A lot of attention has been focused recently on SAP’s SucessFactors takeover, Oracle’s Taleo purchase and Workday’s presumed-to-be imminent initial public offering.
But these are not the only moves to be taking place in the Software-as-a-Service human capital management applications space.
The combined Ceridian/Dayforce offering aims to provide functionality in the workforce management, HR self-service, payroll and benefits space later this year. Talent management and compensation & performance management modules are also expected to follow in 2013.
Stuart Harvey, Ceridian’s president and chief executive, said: “The acquisition of Dayforce is about fulfilling Ceridian’s vision: To create the industry’s next generation SaaS-based HCM solution."
Ceridian, of course, has a formidable track record in the HCM space already dating back two decades, with two thirds of its $1.5 billion turnover in 2011 being generated from payroll and HR services and software.
Pros and cons
The new Dayforce HCM team will be led by the firm’s founder and now president of Ceridian Dayforce, David Ossip. The roadmap for the combined product set includes more functionally-rich self-service and business intelligence capabilities, which include new value dashboards that enable users to view metrics and other data themselves without the help of IT.
And Yvette Cameron, vice president and principal analyst at Constellation Research
sees a lot of merit in the work being done at Ceridian, which she perceives as being in the process of transforming itself from a service bureau to a SaaS suite provider of end-to-end HCM solutions.
But can Ceridian really take on the likes of a SAP
or grab the headlines in the same way that the likes of Workday can? Cameron thinks so.
“Its unique approach to consolidated payroll and workforce management, coupled with HR and analytics on the same platform, will give it a competitive edge over other WFM and payroll providers,” she believes.
However, the supplier’s current release plans until 2013 will "not make it the undisputed leader amongst SaaS HCM providers," she warns.
While Ceridian Dayforce HCM is likely to "leapfrog the competition with its unified approach for time & pay processes, it will be at risk with gaps in talent management (as plans for recruiting and learning capabilities are unclear) and in the quickly growing area of social processes”, she adds.
Cameron also notes that the firm’s roadmap seems more focused on collaboration tools than social technologies.
“This is quite a bit different from the ‘social HR’ messaging of other SaaS vendors that articulate the advantages of developing the enterprise social network, quickly identifying and finding experts or connecting people to information and others in the enterprise to support and accelerate getting work done,” she observes.
As a result, as more and more companies start to explore and adopt enterprise-level social technologies, Dayforce "runs the risk of being a laggard where they’ve otherwise led with innovative approaches in user experience”, she warns.
Nonetheless, there is still a lot to play for. “As Ceridian continues its transformation to a leading SaaS HCM provider, its focus on intuitive and efficient user experiences (which include process transformations such as the payroll/workforce management approach) will be a competitive differentiator,” Cameron says.
The company’s ability to exploit its service bureau heritage in order to offer more than just technology and deployment best practice to customers will "likewise be a factor in its long term success,” she believes.
But can the vendor beat the SAPs and the Oracles of this world in that key HCM sector?
“While SAP, Oracle and others in this space are aggregating technologies to assemble their SaaS offering, Ceridian, via its Dayforce HCM platform, is one of the few that is delivering a pure-play, natively developed solution.

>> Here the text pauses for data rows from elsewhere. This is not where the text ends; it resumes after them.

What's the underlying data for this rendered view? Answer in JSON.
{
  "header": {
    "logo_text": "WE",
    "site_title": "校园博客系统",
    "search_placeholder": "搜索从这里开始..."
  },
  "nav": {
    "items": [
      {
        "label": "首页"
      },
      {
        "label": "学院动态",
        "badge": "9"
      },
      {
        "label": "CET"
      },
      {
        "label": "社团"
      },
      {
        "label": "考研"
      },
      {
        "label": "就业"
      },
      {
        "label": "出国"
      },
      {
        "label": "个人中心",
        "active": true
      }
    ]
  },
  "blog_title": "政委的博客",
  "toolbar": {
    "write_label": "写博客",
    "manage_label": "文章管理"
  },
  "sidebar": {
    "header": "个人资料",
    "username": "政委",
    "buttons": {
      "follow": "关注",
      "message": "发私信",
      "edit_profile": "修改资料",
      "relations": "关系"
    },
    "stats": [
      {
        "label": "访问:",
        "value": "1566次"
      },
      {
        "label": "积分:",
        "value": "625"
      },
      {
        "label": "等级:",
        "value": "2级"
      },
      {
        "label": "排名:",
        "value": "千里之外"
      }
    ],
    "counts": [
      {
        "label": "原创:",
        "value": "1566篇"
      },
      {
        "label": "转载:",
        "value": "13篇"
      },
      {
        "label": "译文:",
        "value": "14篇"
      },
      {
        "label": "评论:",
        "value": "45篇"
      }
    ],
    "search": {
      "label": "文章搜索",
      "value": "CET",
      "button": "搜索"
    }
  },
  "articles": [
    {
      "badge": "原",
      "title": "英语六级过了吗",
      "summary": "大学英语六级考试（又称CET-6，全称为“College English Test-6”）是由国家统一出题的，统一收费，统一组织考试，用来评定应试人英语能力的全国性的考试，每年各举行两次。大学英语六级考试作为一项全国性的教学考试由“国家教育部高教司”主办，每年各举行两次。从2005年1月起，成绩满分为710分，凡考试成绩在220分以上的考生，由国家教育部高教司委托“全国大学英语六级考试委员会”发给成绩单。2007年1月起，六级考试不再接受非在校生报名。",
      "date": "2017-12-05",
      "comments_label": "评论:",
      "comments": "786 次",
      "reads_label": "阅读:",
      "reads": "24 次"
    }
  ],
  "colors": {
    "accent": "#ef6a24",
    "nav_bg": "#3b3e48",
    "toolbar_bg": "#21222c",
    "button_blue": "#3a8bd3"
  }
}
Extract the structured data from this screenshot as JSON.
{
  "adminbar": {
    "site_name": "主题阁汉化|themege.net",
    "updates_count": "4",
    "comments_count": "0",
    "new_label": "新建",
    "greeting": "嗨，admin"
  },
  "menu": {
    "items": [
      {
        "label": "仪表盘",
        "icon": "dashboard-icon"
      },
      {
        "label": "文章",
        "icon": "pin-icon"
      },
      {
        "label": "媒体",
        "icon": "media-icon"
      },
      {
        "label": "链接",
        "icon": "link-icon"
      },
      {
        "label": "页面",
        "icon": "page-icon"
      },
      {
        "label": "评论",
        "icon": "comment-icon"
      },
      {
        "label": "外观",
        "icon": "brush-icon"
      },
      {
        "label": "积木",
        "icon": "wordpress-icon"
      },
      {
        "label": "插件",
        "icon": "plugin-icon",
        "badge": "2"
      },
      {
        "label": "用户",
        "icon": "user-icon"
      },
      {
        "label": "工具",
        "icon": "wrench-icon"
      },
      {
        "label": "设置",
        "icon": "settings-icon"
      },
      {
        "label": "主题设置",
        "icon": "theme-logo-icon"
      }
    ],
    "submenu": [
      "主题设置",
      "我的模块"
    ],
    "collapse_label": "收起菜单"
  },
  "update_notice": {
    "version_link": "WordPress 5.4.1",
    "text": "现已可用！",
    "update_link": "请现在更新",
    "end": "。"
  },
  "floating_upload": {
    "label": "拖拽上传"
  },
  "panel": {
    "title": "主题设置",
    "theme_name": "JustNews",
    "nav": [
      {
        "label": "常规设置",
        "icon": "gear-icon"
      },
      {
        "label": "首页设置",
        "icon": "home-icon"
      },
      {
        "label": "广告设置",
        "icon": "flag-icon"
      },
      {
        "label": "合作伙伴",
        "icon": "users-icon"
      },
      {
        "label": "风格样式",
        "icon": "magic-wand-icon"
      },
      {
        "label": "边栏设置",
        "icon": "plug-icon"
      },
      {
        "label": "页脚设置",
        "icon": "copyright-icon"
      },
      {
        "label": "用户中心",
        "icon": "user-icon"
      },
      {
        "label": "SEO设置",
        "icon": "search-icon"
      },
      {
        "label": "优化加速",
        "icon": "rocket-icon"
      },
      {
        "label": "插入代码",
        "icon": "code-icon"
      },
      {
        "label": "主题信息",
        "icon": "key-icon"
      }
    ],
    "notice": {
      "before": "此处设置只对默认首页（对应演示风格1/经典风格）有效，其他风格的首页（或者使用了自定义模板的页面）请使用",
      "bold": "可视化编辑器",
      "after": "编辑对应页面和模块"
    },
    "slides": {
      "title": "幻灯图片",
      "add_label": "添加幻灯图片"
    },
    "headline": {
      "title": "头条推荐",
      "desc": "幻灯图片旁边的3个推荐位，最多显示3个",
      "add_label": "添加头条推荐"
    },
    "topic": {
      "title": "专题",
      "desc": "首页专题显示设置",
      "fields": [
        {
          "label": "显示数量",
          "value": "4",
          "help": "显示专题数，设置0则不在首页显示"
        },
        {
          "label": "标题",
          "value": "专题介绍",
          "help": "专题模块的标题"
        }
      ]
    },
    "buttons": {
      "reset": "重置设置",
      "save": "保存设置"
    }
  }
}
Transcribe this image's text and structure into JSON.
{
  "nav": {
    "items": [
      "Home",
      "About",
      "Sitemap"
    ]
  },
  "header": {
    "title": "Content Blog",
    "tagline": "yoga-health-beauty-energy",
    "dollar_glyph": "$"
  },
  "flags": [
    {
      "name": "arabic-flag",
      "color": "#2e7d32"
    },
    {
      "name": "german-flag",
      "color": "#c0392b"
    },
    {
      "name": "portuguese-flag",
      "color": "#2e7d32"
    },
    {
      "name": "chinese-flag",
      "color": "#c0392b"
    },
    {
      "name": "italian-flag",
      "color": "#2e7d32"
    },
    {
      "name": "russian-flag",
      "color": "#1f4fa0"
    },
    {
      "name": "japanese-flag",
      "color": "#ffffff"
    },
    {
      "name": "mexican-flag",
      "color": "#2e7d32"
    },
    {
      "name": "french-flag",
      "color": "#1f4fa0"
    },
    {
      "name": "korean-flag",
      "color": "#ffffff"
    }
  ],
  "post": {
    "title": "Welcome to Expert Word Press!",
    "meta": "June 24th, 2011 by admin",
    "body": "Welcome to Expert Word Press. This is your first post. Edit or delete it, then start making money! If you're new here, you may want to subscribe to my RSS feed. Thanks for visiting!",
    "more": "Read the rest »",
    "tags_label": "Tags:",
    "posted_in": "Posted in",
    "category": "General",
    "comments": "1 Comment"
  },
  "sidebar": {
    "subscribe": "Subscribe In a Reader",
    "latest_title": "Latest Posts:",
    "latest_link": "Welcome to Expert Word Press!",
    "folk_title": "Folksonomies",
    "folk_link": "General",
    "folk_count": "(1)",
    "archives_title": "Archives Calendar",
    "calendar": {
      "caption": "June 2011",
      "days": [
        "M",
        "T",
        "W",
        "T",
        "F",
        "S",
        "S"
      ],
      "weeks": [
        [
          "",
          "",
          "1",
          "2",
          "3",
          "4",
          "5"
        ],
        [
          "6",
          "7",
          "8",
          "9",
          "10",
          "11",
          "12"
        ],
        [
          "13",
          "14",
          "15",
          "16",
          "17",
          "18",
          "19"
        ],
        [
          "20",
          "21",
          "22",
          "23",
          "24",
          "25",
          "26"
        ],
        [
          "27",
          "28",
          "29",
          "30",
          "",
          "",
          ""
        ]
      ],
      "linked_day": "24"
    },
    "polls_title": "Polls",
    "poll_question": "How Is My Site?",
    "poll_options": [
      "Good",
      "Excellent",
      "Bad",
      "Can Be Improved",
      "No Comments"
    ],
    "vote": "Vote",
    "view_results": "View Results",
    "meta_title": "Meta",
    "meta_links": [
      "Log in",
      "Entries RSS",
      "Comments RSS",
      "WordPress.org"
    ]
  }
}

It’s a platform that should be on the watch lists of any organisation looking for best-in-class workforce management today, and those seeking a SaaS-based, end-to-end solution for HCM processes in upcoming years,” Cameron concludes.